REQUIREMENT: Below is a listing. Gather each line of it that contains "assigned".

THE INPUT:
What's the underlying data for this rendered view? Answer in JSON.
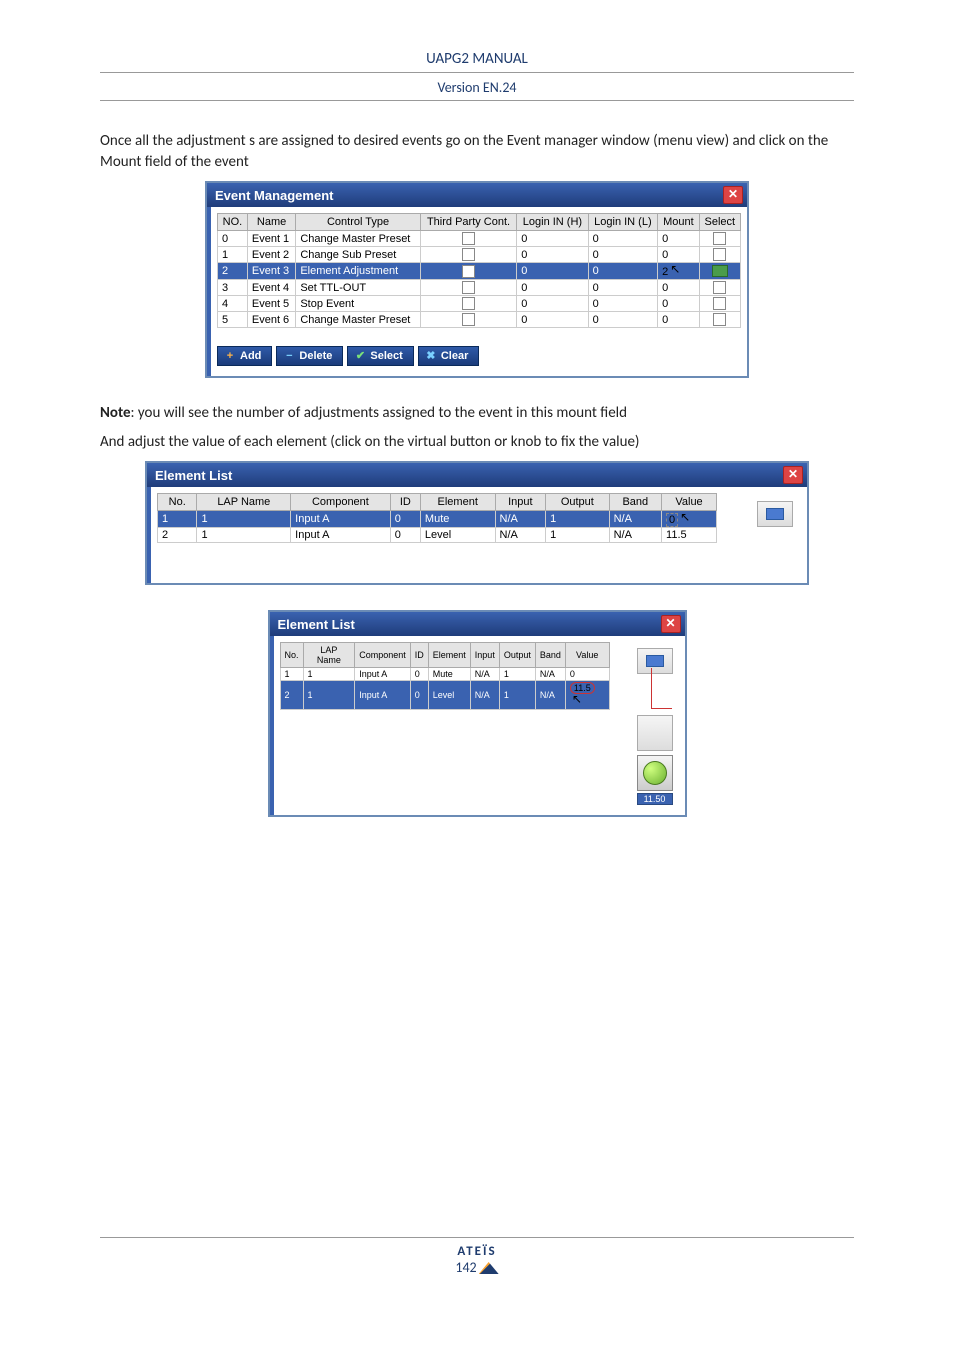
{
  "header": {
    "title": "UAPG2 MANUAL",
    "version": "Version EN.24"
  },
  "para1": "Once all the adjustment s are assigned to desired events go on the Event manager window (menu view) and click on the Mount field of the event",
  "note_label": "Note",
  "note_text": ": you will see the number of adjustments assigned to the event in this mount field",
  "note_line2": "And adjust the value of each element (click on the virtual button or knob to fix the value)",
  "event_mgmt": {
    "title": "Event Management",
    "headers": [
      "NO.",
      "Name",
      "Control Type",
      "Third Party Cont.",
      "Login IN (H)",
      "Login IN (L)",
      "Mount",
      "Select"
    ],
    "rows": [
      {
        "no": "0",
        "name": "Event 1",
        "ctype": "Change Master Preset",
        "h": "0",
        "l": "0",
        "mount": "0"
      },
      {
        "no": "1",
        "name": "Event 2",
        "ctype": "Change Sub Preset",
        "h": "0",
        "l": "0",
        "mount": "0"
      },
      {
        "no": "2",
        "name": "Event 3",
        "ctype": "Element Adjustment",
        "h": "0",
        "l": "0",
        "mount": "2",
        "sel": true
      },
      {
        "no": "3",
        "name": "Event 4",
        "ctype": "Set TTL-OUT",
        "h": "0",
        "l": "0",
        "mount": "0"
      },
      {
        "no": "4",
        "name": "Event 5",
        "ctype": "Stop Event",
        "h": "0",
        "l": "0",
        "mount": "0"
      },
      {
        "no": "5",
        "name": "Event 6",
        "ctype": "Change Master Preset",
        "h": "0",
        "l": "0",
        "mount": "0"
      }
    ],
    "buttons": {
      "add": "Add",
      "delete": "Delete",
      "select": "Select",
      "clear": "Clear"
    }
  },
  "element_list": {
    "title": "Element List",
    "headers": [
      "No.",
      "LAP Name",
      "Component",
      "ID",
      "Element",
      "Input",
      "Output",
      "Band",
      "Value"
    ],
    "rows": [
      {
        "no": "1",
        "lap": "1",
        "comp": "Input A",
        "id": "0",
        "el": "Mute",
        "in": "N/A",
        "out": "1",
        "band": "N/A",
        "val": "0",
        "sel": true
      },
      {
        "no": "2",
        "lap": "1",
        "comp": "Input A",
        "id": "0",
        "el": "Level",
        "in": "N/A",
        "out": "1",
        "band": "N/A",
        "val": "11.5"
      }
    ]
  },
  "element_list2": {
    "title": "Element List",
    "rows": [
      {
        "no": "1",
        "lap": "1",
        "comp": "Input A",
        "id": "0",
        "el": "Mute",
        "in": "N/A",
        "out": "1",
        "band": "N/A",
        "val": "0"
      },
      {
        "no": "2",
        "lap": "1",
        "comp": "Input A",
        "id": "0",
        "el": "Level",
        "in": "N/A",
        "out": "1",
        "band": "N/A",
        "val": "11.5",
        "sel": true
      }
    ],
    "knob_value": "11.50"
  },
  "footer": {
    "brand": "ATEÏS",
    "page": "142"
  }
}
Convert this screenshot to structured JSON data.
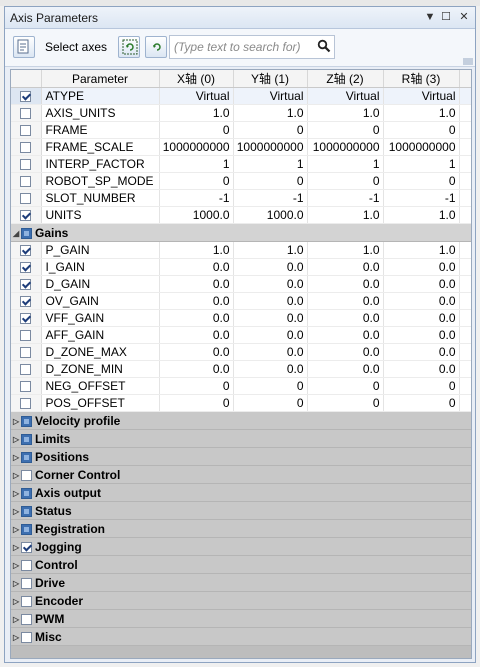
{
  "window": {
    "title": "Axis Parameters"
  },
  "toolbar": {
    "select_axes_label": "Select axes",
    "search_placeholder": "(Type text to search for)"
  },
  "columns": [
    "Parameter",
    "X轴 (0)",
    "Y轴 (1)",
    "Z轴 (2)",
    "R轴 (3)"
  ],
  "general_rows": [
    {
      "checked": true,
      "name": "ATYPE",
      "values": [
        "Virtual",
        "Virtual",
        "Virtual",
        "Virtual"
      ],
      "selected": true
    },
    {
      "checked": false,
      "name": "AXIS_UNITS",
      "values": [
        "1.0",
        "1.0",
        "1.0",
        "1.0"
      ]
    },
    {
      "checked": false,
      "name": "FRAME",
      "values": [
        "0",
        "0",
        "0",
        "0"
      ]
    },
    {
      "checked": false,
      "name": "FRAME_SCALE",
      "values": [
        "1000000000",
        "1000000000",
        "1000000000",
        "1000000000"
      ]
    },
    {
      "checked": false,
      "name": "INTERP_FACTOR",
      "values": [
        "1",
        "1",
        "1",
        "1"
      ]
    },
    {
      "checked": false,
      "name": "ROBOT_SP_MODE",
      "values": [
        "0",
        "0",
        "0",
        "0"
      ]
    },
    {
      "checked": false,
      "name": "SLOT_NUMBER",
      "values": [
        "-1",
        "-1",
        "-1",
        "-1"
      ]
    },
    {
      "checked": true,
      "name": "UNITS",
      "values": [
        "1000.0",
        "1000.0",
        "1.0",
        "1.0"
      ]
    }
  ],
  "gains_group": {
    "label": "Gains",
    "expanded": true
  },
  "gains_rows": [
    {
      "checked": true,
      "name": "P_GAIN",
      "values": [
        "1.0",
        "1.0",
        "1.0",
        "1.0"
      ]
    },
    {
      "checked": true,
      "name": "I_GAIN",
      "values": [
        "0.0",
        "0.0",
        "0.0",
        "0.0"
      ]
    },
    {
      "checked": true,
      "name": "D_GAIN",
      "values": [
        "0.0",
        "0.0",
        "0.0",
        "0.0"
      ]
    },
    {
      "checked": true,
      "name": "OV_GAIN",
      "values": [
        "0.0",
        "0.0",
        "0.0",
        "0.0"
      ]
    },
    {
      "checked": true,
      "name": "VFF_GAIN",
      "values": [
        "0.0",
        "0.0",
        "0.0",
        "0.0"
      ]
    },
    {
      "checked": false,
      "name": "AFF_GAIN",
      "values": [
        "0.0",
        "0.0",
        "0.0",
        "0.0"
      ]
    },
    {
      "checked": false,
      "name": "D_ZONE_MAX",
      "values": [
        "0.0",
        "0.0",
        "0.0",
        "0.0"
      ]
    },
    {
      "checked": false,
      "name": "D_ZONE_MIN",
      "values": [
        "0.0",
        "0.0",
        "0.0",
        "0.0"
      ]
    },
    {
      "checked": false,
      "name": "NEG_OFFSET",
      "values": [
        "0",
        "0",
        "0",
        "0"
      ]
    },
    {
      "checked": false,
      "name": "POS_OFFSET",
      "values": [
        "0",
        "0",
        "0",
        "0"
      ]
    }
  ],
  "collapsed_groups": [
    {
      "label": "Velocity profile",
      "state": "partial"
    },
    {
      "label": "Limits",
      "state": "partial"
    },
    {
      "label": "Positions",
      "state": "partial"
    },
    {
      "label": "Corner Control",
      "state": "none"
    },
    {
      "label": "Axis output",
      "state": "partial"
    },
    {
      "label": "Status",
      "state": "partial"
    },
    {
      "label": "Registration",
      "state": "partial"
    },
    {
      "label": "Jogging",
      "state": "checked"
    },
    {
      "label": "Control",
      "state": "none"
    },
    {
      "label": "Drive",
      "state": "none"
    },
    {
      "label": "Encoder",
      "state": "none"
    },
    {
      "label": "PWM",
      "state": "none"
    },
    {
      "label": "Misc",
      "state": "none"
    }
  ]
}
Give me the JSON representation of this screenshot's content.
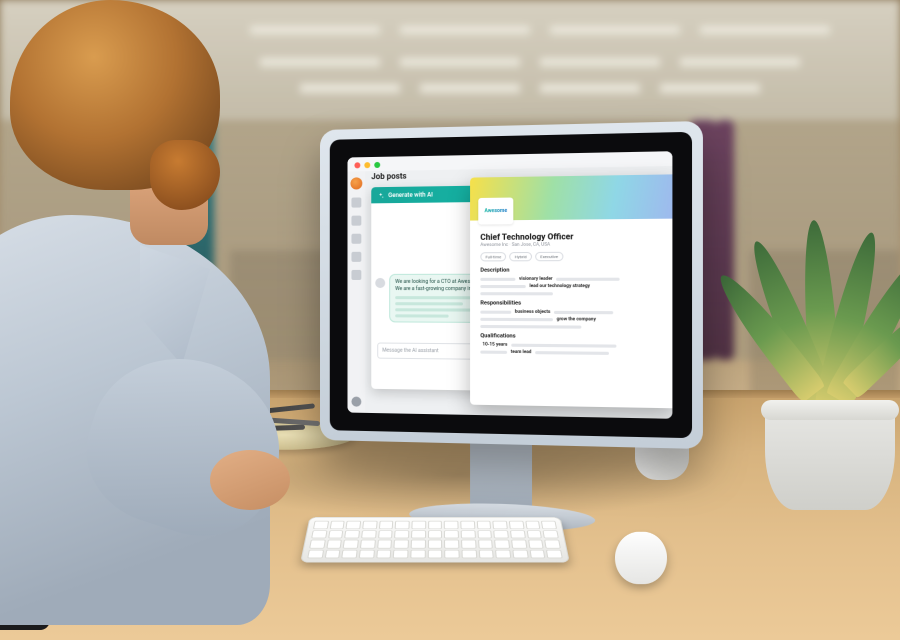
{
  "app": {
    "page_title": "Job posts",
    "sidebar_icons": [
      "dashboard",
      "jobs",
      "mail",
      "tasks",
      "analytics"
    ]
  },
  "generate_panel": {
    "header_label": "Generate with AI",
    "chat_message": "We are looking for a CTO at Awesome Inc. We are a fast-growing company in",
    "input_placeholder": "Message the AI assistant"
  },
  "job_post": {
    "company_logo_text": "Awesome",
    "title": "Chief Technology Officer",
    "meta": "Awesome Inc · San Jose, CA, USA",
    "tags": [
      "Full-time",
      "Hybrid",
      "Executive"
    ],
    "sections": {
      "description": {
        "heading": "Description",
        "keywords": [
          "visionary leader",
          "lead our technology strategy"
        ]
      },
      "responsibilities": {
        "heading": "Responsibilities",
        "keywords": [
          "business objects",
          "grow the company"
        ]
      },
      "qualifications": {
        "heading": "Qualifications",
        "keywords": [
          "10-15 years",
          "team lead"
        ]
      }
    }
  }
}
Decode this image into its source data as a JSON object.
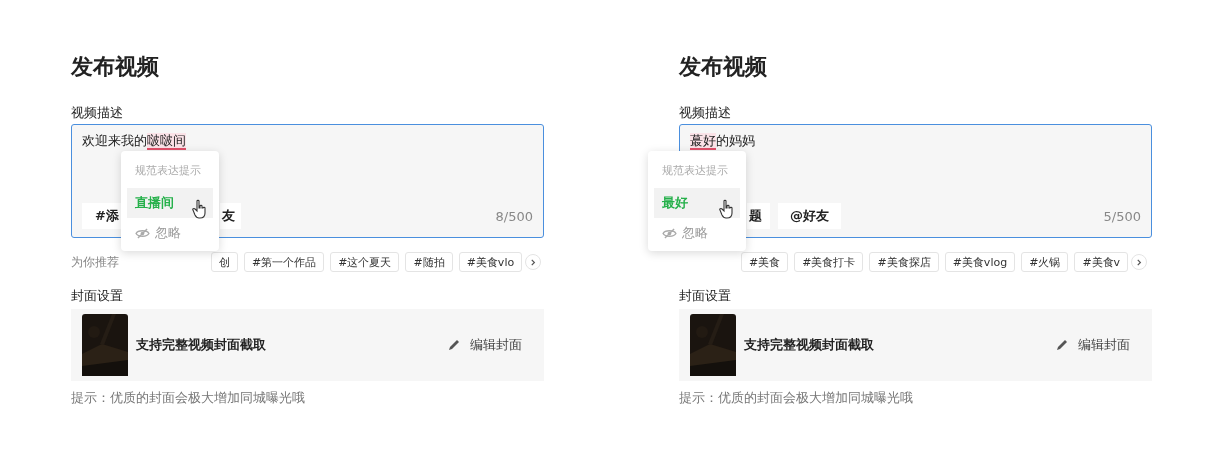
{
  "panels": [
    {
      "title": "发布视频",
      "description_label": "视频描述",
      "text": [
        {
          "text": "欢迎来我的",
          "flagged": false
        },
        {
          "text": "啵啵间",
          "flagged": true
        }
      ],
      "popup": {
        "heading": "规范表达提示",
        "suggestion": "直播间",
        "ignore": "忽略"
      },
      "chips": [
        "#添",
        "友"
      ],
      "counter": "8/500",
      "recommend_label": "为你推荐",
      "tags": [
        "创",
        "#第一个作品",
        "#这个夏天",
        "#随拍",
        "#美食vlo"
      ],
      "cover_label": "封面设置",
      "cover_text": "支持完整视频封面截取",
      "edit_cover": "编辑封面",
      "hint": "提示：优质的封面会极大增加同城曝光哦"
    },
    {
      "title": "发布视频",
      "description_label": "视频描述",
      "text": [
        {
          "text": "蕞好",
          "flagged": true
        },
        {
          "text": "的妈妈",
          "flagged": false
        }
      ],
      "popup": {
        "heading": "规范表达提示",
        "suggestion": "最好",
        "ignore": "忽略"
      },
      "chips": [
        "题",
        "@好友"
      ],
      "counter": "5/500",
      "tags": [
        "#美食",
        "#美食打卡",
        "#美食探店",
        "#美食vlog",
        "#火锅",
        "#美食v"
      ],
      "cover_label": "封面设置",
      "cover_text": "支持完整视频封面截取",
      "edit_cover": "编辑封面",
      "hint": "提示：优质的封面会极大增加同城曝光哦"
    }
  ]
}
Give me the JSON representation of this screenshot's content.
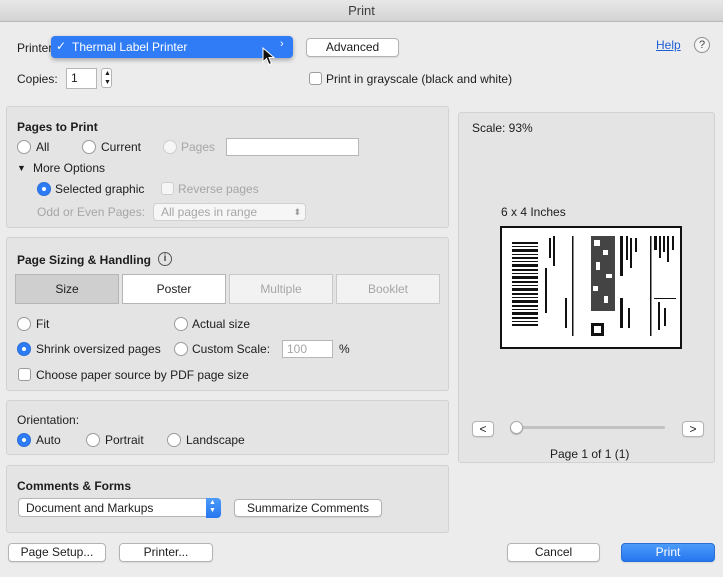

WRITTEN REPLY:
  "para1": "Once all the adjustment s are assigned to desired events go on the Event manager window (menu view) and click on the Mount field of the event",
  "note_text": ": you will see the number of adjustments assigned to the event in this mount field",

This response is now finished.